“We take great pride in our ability fix and maintain our machines,” said Sgt. Tyler Schmidt, an airframes collateral duty and quality assurance representative with Marine Light Attack Helicopter Squadron (HMLA) 469. “Watching our birds launch and return to base, knowing that they accomplished the mission, feels good and is very satisfying. It is absolutely a team effort, and we all have a part in it.”
Simultaneously happening several hundred miles away, the last sections of MAG-13’s Harriers shook the earth while conducting short take-off and were quickly out of sight. Launching so many attack aircraft in such a short period is a testament to MAG-13’s preparedness and proved that they are indeed ready to “fight tonight.”
As a measure of the combat power represented by so many Harriers, consider that just two of MAG-13’s aircraft can carry a payload more explosive than an artillery battery and is sufficient enough to support an infantry battalion of more than 1,000 Marines for an extended period.
During this exercise, MAG-13 put more than ten times that amount of combat power in the air in less than one hour.
The launch of each aircraft was pre-empted with a purposeful and coordinated effort toward mission success. The Marines of MAG-13, like individual instruments in a symphony, all worked together with determination toward operational excellence and were filled with pride knowing they were successful.

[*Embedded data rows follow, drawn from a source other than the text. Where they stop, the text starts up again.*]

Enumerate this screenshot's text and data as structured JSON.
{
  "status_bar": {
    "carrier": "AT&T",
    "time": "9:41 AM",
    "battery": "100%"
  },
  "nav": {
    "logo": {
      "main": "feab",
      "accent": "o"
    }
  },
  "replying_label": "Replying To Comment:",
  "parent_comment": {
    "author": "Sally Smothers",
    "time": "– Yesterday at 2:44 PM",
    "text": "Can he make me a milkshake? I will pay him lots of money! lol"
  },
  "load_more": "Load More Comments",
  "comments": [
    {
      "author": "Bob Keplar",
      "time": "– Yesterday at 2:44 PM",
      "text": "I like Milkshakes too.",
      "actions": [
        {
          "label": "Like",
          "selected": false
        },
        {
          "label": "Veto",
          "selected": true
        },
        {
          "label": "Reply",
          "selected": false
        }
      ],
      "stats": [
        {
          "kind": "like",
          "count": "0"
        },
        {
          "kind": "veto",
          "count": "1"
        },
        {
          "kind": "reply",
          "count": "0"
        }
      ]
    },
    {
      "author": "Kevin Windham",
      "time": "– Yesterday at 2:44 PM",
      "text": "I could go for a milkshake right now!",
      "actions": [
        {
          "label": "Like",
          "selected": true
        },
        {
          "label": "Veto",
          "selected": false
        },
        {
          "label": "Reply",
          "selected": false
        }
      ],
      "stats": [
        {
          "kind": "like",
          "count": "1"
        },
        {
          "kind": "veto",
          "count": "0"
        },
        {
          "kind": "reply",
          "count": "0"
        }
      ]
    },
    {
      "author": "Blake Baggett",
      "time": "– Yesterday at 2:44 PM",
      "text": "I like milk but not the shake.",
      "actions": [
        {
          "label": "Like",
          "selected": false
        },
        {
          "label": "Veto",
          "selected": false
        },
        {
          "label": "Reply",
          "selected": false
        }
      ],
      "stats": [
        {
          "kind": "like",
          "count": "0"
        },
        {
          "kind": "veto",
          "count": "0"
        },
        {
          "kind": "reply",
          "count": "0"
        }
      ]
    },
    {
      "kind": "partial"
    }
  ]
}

Lt. Col. Jay Hanson, MAG-13’s operations officer stated “The planning and synchronization of efforts on the part of both MAG-13 ground and aircrews speaks volumes to each and every member of the MAG-13 team and was absolutely vital to showcase the power projection abilities of MAG-13 to launch and recover aircraft from austere, maritime and main bases.”
Each of the aircraft are force multipliers individually and offer unique stand-alone capabilities to the supported Marine on the ground. The ability to employ more than 100 combat ready aircraft within a short duration proves that 3rd MAW is focused on generating readiness and lethality within each of its four aircraft groups.
Events such as this provide realistic, relevant training necessary for 3rd MAW to “Fix, Fly, and Fight” as the Marine Corps’ largest aircraft wing and ensures the unit remains combat-ready, interoperable, deployable on short notice, and lethal when called into action.
For more information, contact the 3rd MAW Communication Strategy and Operations Office at 858-577-6296.